- “Bioenergy could be a high-value and large-scale mitigation option to support many different parts of the energy system. Bioenergy could be particularly valuable for sectors with limited alternatives to fossil fuels (e.g., aviation, heavy industry) and production of chemicals and products and carbon dioxide removal via BECCS or biochar.” (Ch. 6, p.39)
- Additional benefits: “Climate-smart forestry” allows the production of bioenergy alongside improvements to nature conservation and biodiversity, local economics, and carbon storage. (Ch.7, p.78)
- Strong regulation is crucial. The report advises policymakers and stakeholders to “draw on lessons from experience…”, noting that socio-economic and environmental trade-offs “can be avoided by well-implemented land-based mitigation options,” including well-developed regulations and best practices. (SPM, pp.44, 53)
Welcomed by bioenergy stakeholders
Representatives from across the bioenergy industry have welcomed the report with its emphasis on tighter regulation to ensure sustainability so bioenergy delivers positive impacts on the climate, environment, and communities.

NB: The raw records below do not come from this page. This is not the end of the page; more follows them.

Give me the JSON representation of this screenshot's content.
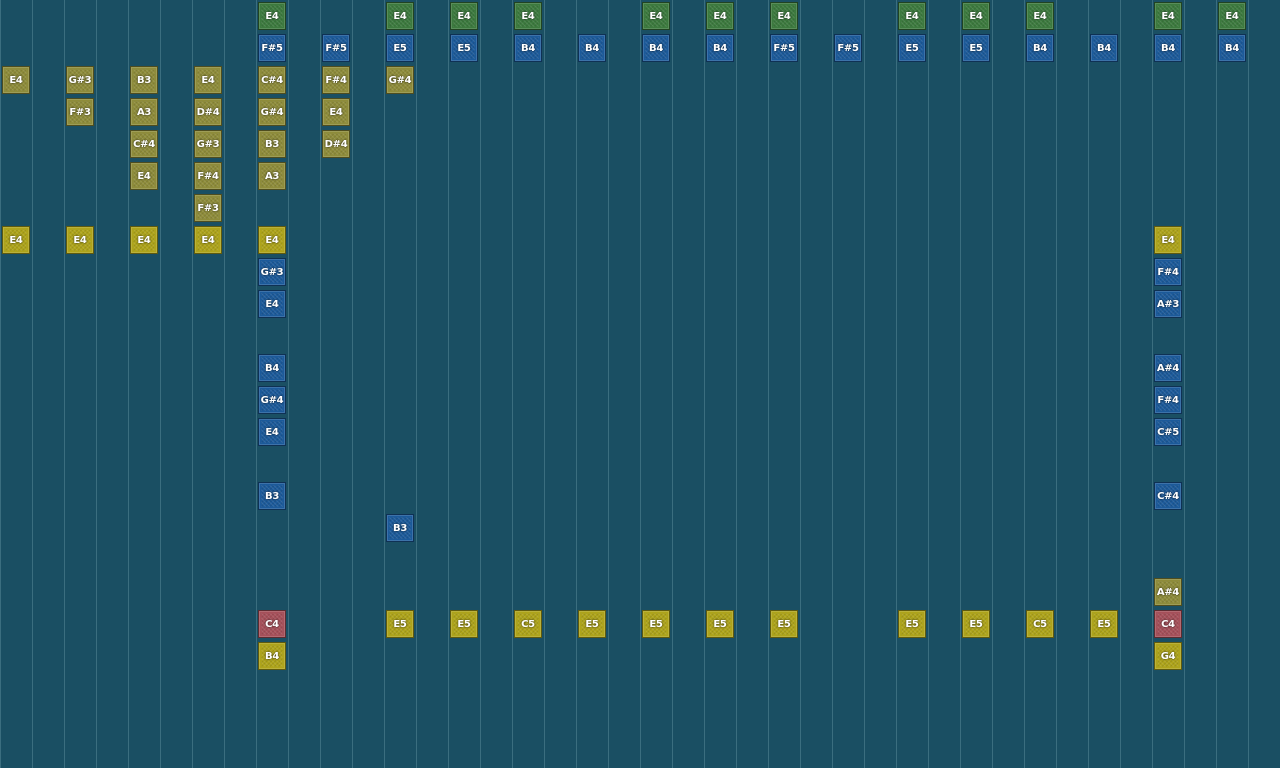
{
  "palette": {
    "green": "#3c7a3e",
    "blue": "#1c5a9a",
    "olive": "#8e8c3a",
    "yellow": "#aea41a",
    "red": "#a6505a"
  },
  "columns": [
    {
      "notes": [
        {
          "row": 2,
          "label": "E4",
          "color": "olive"
        },
        {
          "row": 7,
          "label": "E4",
          "color": "yellow"
        }
      ]
    },
    {
      "notes": []
    },
    {
      "notes": [
        {
          "row": 2,
          "label": "G#3",
          "color": "olive"
        },
        {
          "row": 3,
          "label": "F#3",
          "color": "olive"
        },
        {
          "row": 7,
          "label": "E4",
          "color": "yellow"
        }
      ]
    },
    {
      "notes": []
    },
    {
      "notes": [
        {
          "row": 2,
          "label": "B3",
          "color": "olive"
        },
        {
          "row": 3,
          "label": "A3",
          "color": "olive"
        },
        {
          "row": 4,
          "label": "C#4",
          "color": "olive"
        },
        {
          "row": 5,
          "label": "E4",
          "color": "olive"
        },
        {
          "row": 7,
          "label": "E4",
          "color": "yellow"
        }
      ]
    },
    {
      "notes": []
    },
    {
      "notes": [
        {
          "row": 2,
          "label": "E4",
          "color": "olive"
        },
        {
          "row": 3,
          "label": "D#4",
          "color": "olive"
        },
        {
          "row": 4,
          "label": "G#3",
          "color": "olive"
        },
        {
          "row": 5,
          "label": "F#4",
          "color": "olive"
        },
        {
          "row": 6,
          "label": "F#3",
          "color": "olive"
        },
        {
          "row": 7,
          "label": "E4",
          "color": "yellow"
        }
      ]
    },
    {
      "notes": []
    },
    {
      "notes": [
        {
          "row": 0,
          "label": "E4",
          "color": "green"
        },
        {
          "row": 1,
          "label": "F#5",
          "color": "blue"
        },
        {
          "row": 2,
          "label": "C#4",
          "color": "olive"
        },
        {
          "row": 3,
          "label": "G#4",
          "color": "olive"
        },
        {
          "row": 4,
          "label": "B3",
          "color": "olive"
        },
        {
          "row": 5,
          "label": "A3",
          "color": "olive"
        },
        {
          "row": 7,
          "label": "E4",
          "color": "yellow"
        },
        {
          "row": 8,
          "label": "G#3",
          "color": "blue"
        },
        {
          "row": 9,
          "label": "E4",
          "color": "blue"
        },
        {
          "row": 11,
          "label": "B4",
          "color": "blue"
        },
        {
          "row": 12,
          "label": "G#4",
          "color": "blue"
        },
        {
          "row": 13,
          "label": "E4",
          "color": "blue"
        },
        {
          "row": 15,
          "label": "B3",
          "color": "blue"
        },
        {
          "row": 19,
          "label": "C4",
          "color": "red"
        },
        {
          "row": 20,
          "label": "B4",
          "color": "yellow"
        }
      ]
    },
    {
      "notes": []
    },
    {
      "notes": [
        {
          "row": 1,
          "label": "F#5",
          "color": "blue"
        },
        {
          "row": 2,
          "label": "F#4",
          "color": "olive"
        },
        {
          "row": 3,
          "label": "E4",
          "color": "olive"
        },
        {
          "row": 4,
          "label": "D#4",
          "color": "olive"
        }
      ]
    },
    {
      "notes": []
    },
    {
      "notes": [
        {
          "row": 0,
          "label": "E4",
          "color": "green"
        },
        {
          "row": 1,
          "label": "E5",
          "color": "blue"
        },
        {
          "row": 2,
          "label": "G#4",
          "color": "olive"
        },
        {
          "row": 16,
          "label": "B3",
          "color": "blue"
        },
        {
          "row": 19,
          "label": "E5",
          "color": "yellow"
        }
      ]
    },
    {
      "notes": []
    },
    {
      "notes": [
        {
          "row": 0,
          "label": "E4",
          "color": "green"
        },
        {
          "row": 1,
          "label": "E5",
          "color": "blue"
        },
        {
          "row": 19,
          "label": "E5",
          "color": "yellow"
        }
      ]
    },
    {
      "notes": []
    },
    {
      "notes": [
        {
          "row": 0,
          "label": "E4",
          "color": "green"
        },
        {
          "row": 1,
          "label": "B4",
          "color": "blue"
        },
        {
          "row": 19,
          "label": "C5",
          "color": "yellow"
        }
      ]
    },
    {
      "notes": []
    },
    {
      "notes": [
        {
          "row": 1,
          "label": "B4",
          "color": "blue"
        },
        {
          "row": 19,
          "label": "E5",
          "color": "yellow"
        }
      ]
    },
    {
      "notes": []
    },
    {
      "notes": [
        {
          "row": 0,
          "label": "E4",
          "color": "green"
        },
        {
          "row": 1,
          "label": "B4",
          "color": "blue"
        },
        {
          "row": 19,
          "label": "E5",
          "color": "yellow"
        }
      ]
    },
    {
      "notes": []
    },
    {
      "notes": [
        {
          "row": 0,
          "label": "E4",
          "color": "green"
        },
        {
          "row": 1,
          "label": "B4",
          "color": "blue"
        },
        {
          "row": 19,
          "label": "E5",
          "color": "yellow"
        }
      ]
    },
    {
      "notes": []
    },
    {
      "notes": [
        {
          "row": 0,
          "label": "E4",
          "color": "green"
        },
        {
          "row": 1,
          "label": "F#5",
          "color": "blue"
        },
        {
          "row": 19,
          "label": "E5",
          "color": "yellow"
        }
      ]
    },
    {
      "notes": []
    },
    {
      "notes": [
        {
          "row": 1,
          "label": "F#5",
          "color": "blue"
        }
      ]
    },
    {
      "notes": []
    },
    {
      "notes": [
        {
          "row": 0,
          "label": "E4",
          "color": "green"
        },
        {
          "row": 1,
          "label": "E5",
          "color": "blue"
        },
        {
          "row": 19,
          "label": "E5",
          "color": "yellow"
        }
      ]
    },
    {
      "notes": []
    },
    {
      "notes": [
        {
          "row": 0,
          "label": "E4",
          "color": "green"
        },
        {
          "row": 1,
          "label": "E5",
          "color": "blue"
        },
        {
          "row": 19,
          "label": "E5",
          "color": "yellow"
        }
      ]
    },
    {
      "notes": []
    },
    {
      "notes": [
        {
          "row": 0,
          "label": "E4",
          "color": "green"
        },
        {
          "row": 1,
          "label": "B4",
          "color": "blue"
        },
        {
          "row": 19,
          "label": "C5",
          "color": "yellow"
        }
      ]
    },
    {
      "notes": []
    },
    {
      "notes": [
        {
          "row": 1,
          "label": "B4",
          "color": "blue"
        },
        {
          "row": 19,
          "label": "E5",
          "color": "yellow"
        }
      ]
    },
    {
      "notes": []
    },
    {
      "notes": [
        {
          "row": 0,
          "label": "E4",
          "color": "green"
        },
        {
          "row": 1,
          "label": "B4",
          "color": "blue"
        },
        {
          "row": 7,
          "label": "E4",
          "color": "yellow"
        },
        {
          "row": 8,
          "label": "F#4",
          "color": "blue"
        },
        {
          "row": 9,
          "label": "A#3",
          "color": "blue"
        },
        {
          "row": 11,
          "label": "A#4",
          "color": "blue"
        },
        {
          "row": 12,
          "label": "F#4",
          "color": "blue"
        },
        {
          "row": 13,
          "label": "C#5",
          "color": "blue"
        },
        {
          "row": 15,
          "label": "C#4",
          "color": "blue"
        },
        {
          "row": 18,
          "label": "A#4",
          "color": "olive"
        },
        {
          "row": 19,
          "label": "C4",
          "color": "red"
        },
        {
          "row": 20,
          "label": "G4",
          "color": "yellow"
        }
      ]
    },
    {
      "notes": []
    },
    {
      "notes": [
        {
          "row": 0,
          "label": "E4",
          "color": "green"
        },
        {
          "row": 1,
          "label": "B4",
          "color": "blue"
        }
      ]
    },
    {
      "notes": []
    }
  ]
}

We welcome the IPCC’s focus on sustainability and regulation to ensure that well-managed bioenergy delivers positive climate, environmental and social outcomes. The science is clear. We need every tool in the toolbox to mitigate climate change and hold down global warming as much as possible. Sustainable bioenergy is a crucial part of the pathway to Net Zero, and the world must act now to scale up this important climate solution, said Dr Christian Rakos, President of the World Bioenergy Association (WBA).
At COP26, industry members signed the “Glasgow Declaration on Sustainable Bioenergy” setting out 16 principles for sourcing sustainable bioenergy that can form the foundation for regulations.
Bioenergy Europe welcomes the new IPCC WGIII Report on Mitigation of Climate Change. Scientists once more confirm the need for urgent measures to reduce greenhouse gas emissions and end fossil fuels use. The report validates that sustainable biomass remains a solid ally to accelerate the green transition and eventually reach a climate-neutral economy in the EU by 2050. It is an integral part of the EU’s efforts to achieve the ambitious climate and energy targets envisaged within the European Green Deal, said Jean-Marc Jossart, Secretary-General of Bioenergy Europe.